_Requirement:_ Copy out the data in full and exactly, passing over the pictures.

#### Given data ####

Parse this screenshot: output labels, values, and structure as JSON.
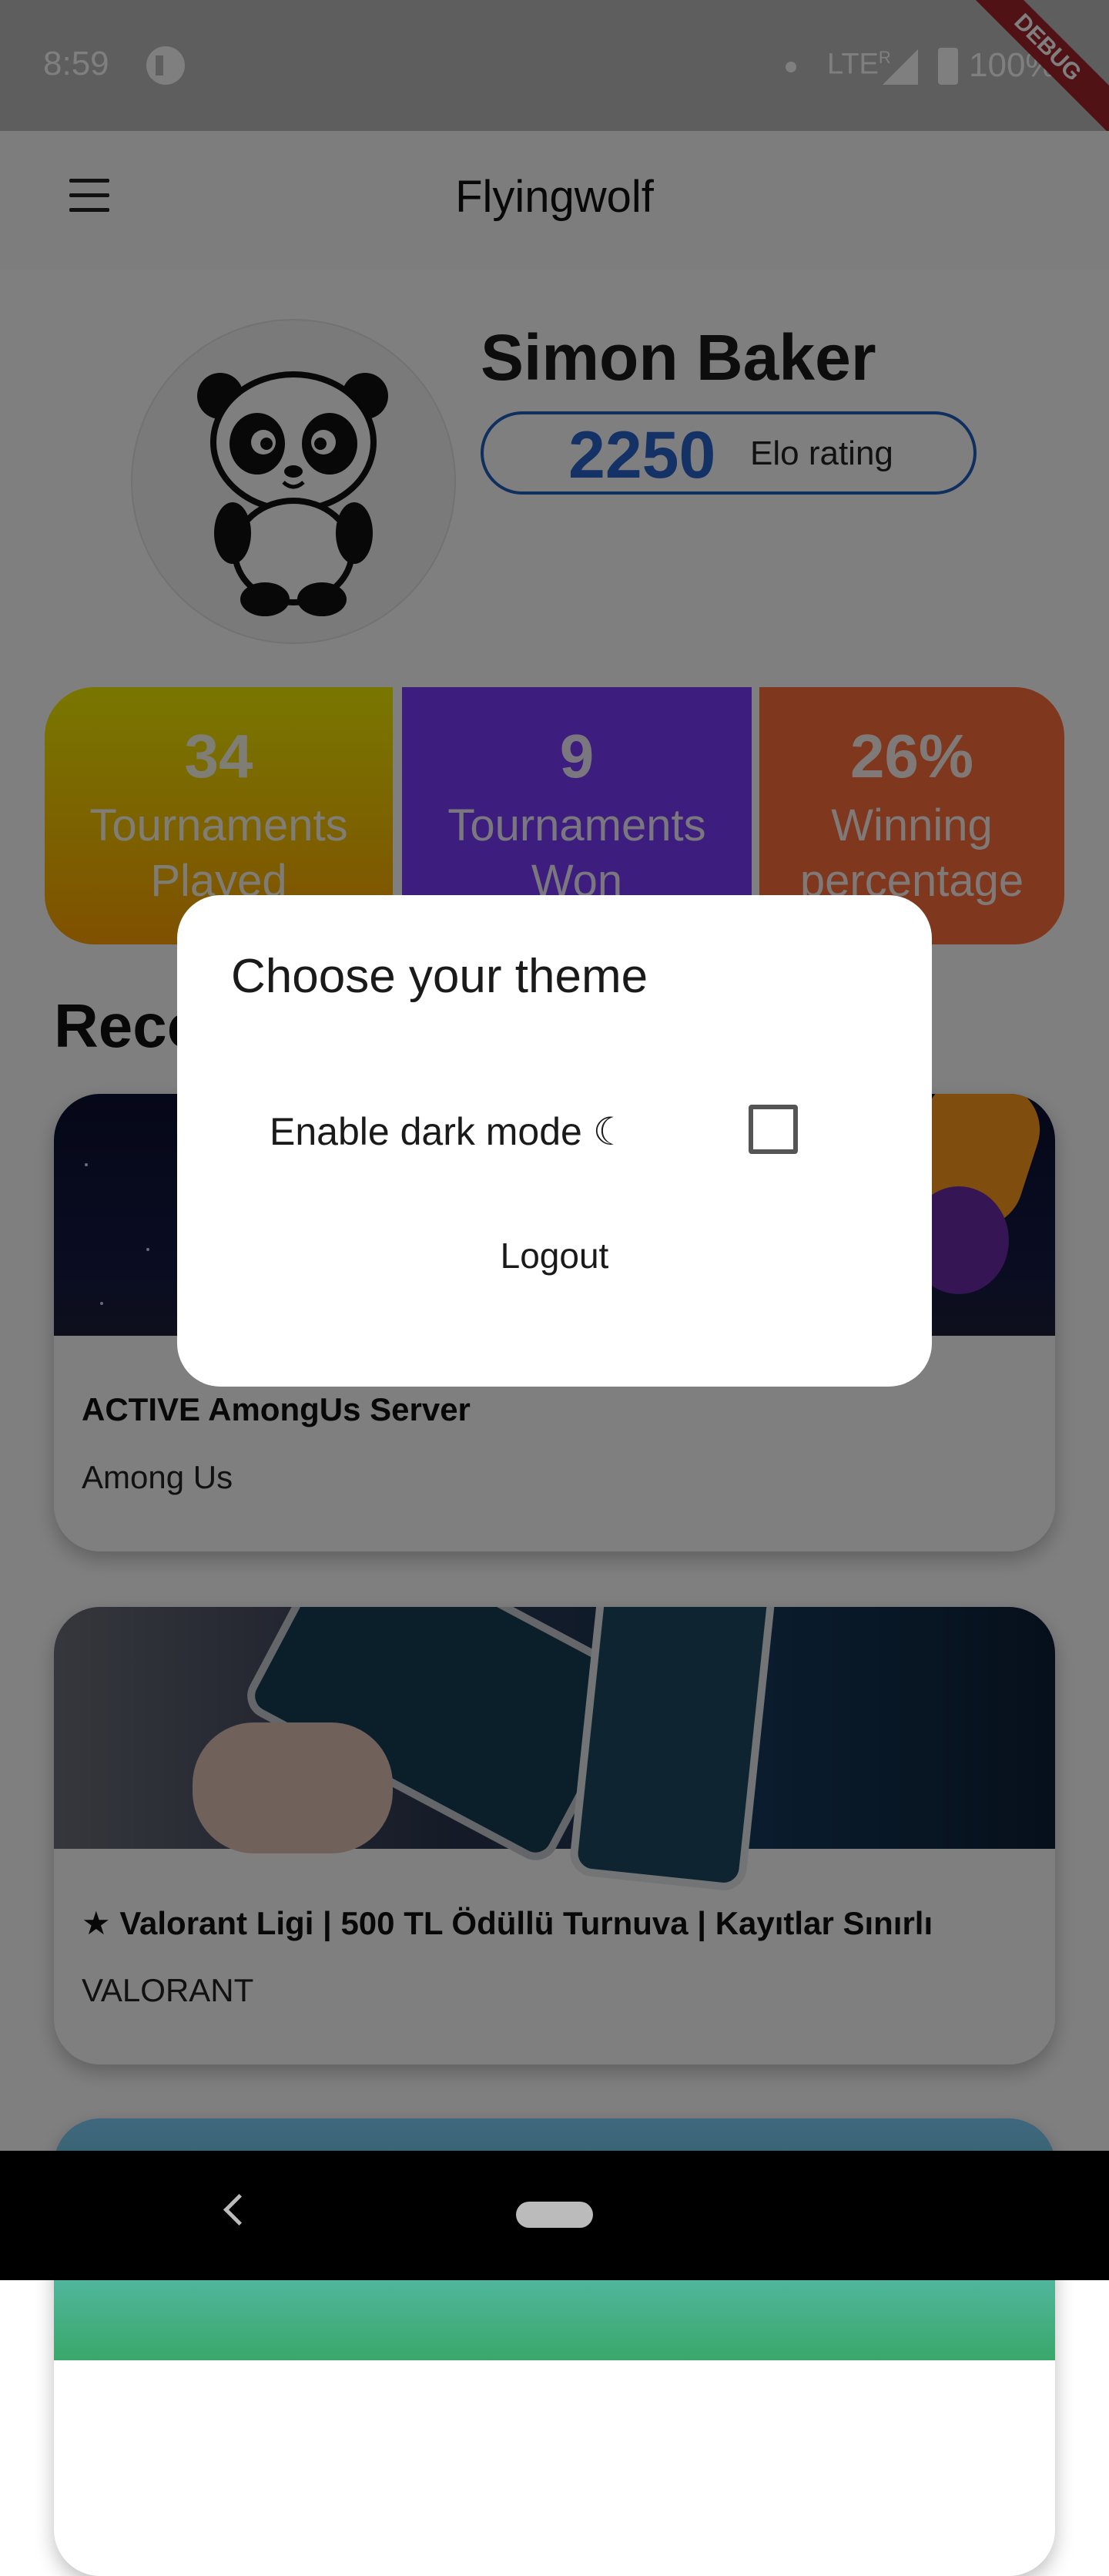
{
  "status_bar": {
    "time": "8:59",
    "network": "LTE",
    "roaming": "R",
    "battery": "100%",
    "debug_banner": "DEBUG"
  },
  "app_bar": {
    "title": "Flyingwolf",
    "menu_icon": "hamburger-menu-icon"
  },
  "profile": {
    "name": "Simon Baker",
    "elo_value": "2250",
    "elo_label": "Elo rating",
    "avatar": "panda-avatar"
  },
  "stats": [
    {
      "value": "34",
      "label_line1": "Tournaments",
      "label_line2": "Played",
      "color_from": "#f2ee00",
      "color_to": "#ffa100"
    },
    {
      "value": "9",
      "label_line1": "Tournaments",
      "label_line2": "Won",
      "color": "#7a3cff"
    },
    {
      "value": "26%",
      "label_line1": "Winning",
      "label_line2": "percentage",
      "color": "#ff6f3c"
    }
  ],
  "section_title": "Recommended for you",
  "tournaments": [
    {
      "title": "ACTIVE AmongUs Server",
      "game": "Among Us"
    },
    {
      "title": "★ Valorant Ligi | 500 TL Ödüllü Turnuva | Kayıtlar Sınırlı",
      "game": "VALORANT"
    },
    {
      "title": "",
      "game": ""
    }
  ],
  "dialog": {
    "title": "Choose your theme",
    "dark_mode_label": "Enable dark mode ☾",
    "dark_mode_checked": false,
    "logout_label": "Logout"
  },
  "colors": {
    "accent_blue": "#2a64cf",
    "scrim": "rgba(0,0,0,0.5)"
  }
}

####

_Task answer:_
Parse this screenshot: output labels, values, and structure as JSON.
{
  "status_bar": {
    "time": "8:59",
    "network": "LTE",
    "roaming": "R",
    "battery": "100%",
    "debug_banner": "DEBUG"
  },
  "app_bar": {
    "title": "Flyingwolf",
    "menu_icon": "hamburger-menu-icon"
  },
  "profile": {
    "name": "Simon Baker",
    "elo_value": "2250",
    "elo_label": "Elo rating",
    "avatar": "panda-avatar"
  },
  "stats": [
    {
      "value": "34",
      "label_line1": "Tournaments",
      "label_line2": "Played",
      "color_from": "#f2ee00",
      "color_to": "#ffa100"
    },
    {
      "value": "9",
      "label_line1": "Tournaments",
      "label_line2": "Won",
      "color": "#7a3cff"
    },
    {
      "value": "26%",
      "label_line1": "Winning",
      "label_line2": "percentage",
      "color": "#ff6f3c"
    }
  ],
  "section_title": "Recommended for you",
  "tournaments": [
    {
      "title": "ACTIVE AmongUs Server",
      "game": "Among Us"
    },
    {
      "title": "★ Valorant Ligi | 500 TL Ödüllü Turnuva | Kayıtlar Sınırlı",
      "game": "VALORANT"
    },
    {
      "title": "",
      "game": ""
    }
  ],
  "dialog": {
    "title": "Choose your theme",
    "dark_mode_label": "Enable dark mode ☾",
    "dark_mode_checked": false,
    "logout_label": "Logout"
  },
  "colors": {
    "accent_blue": "#2a64cf",
    "scrim": "rgba(0,0,0,0.5)"
  }
}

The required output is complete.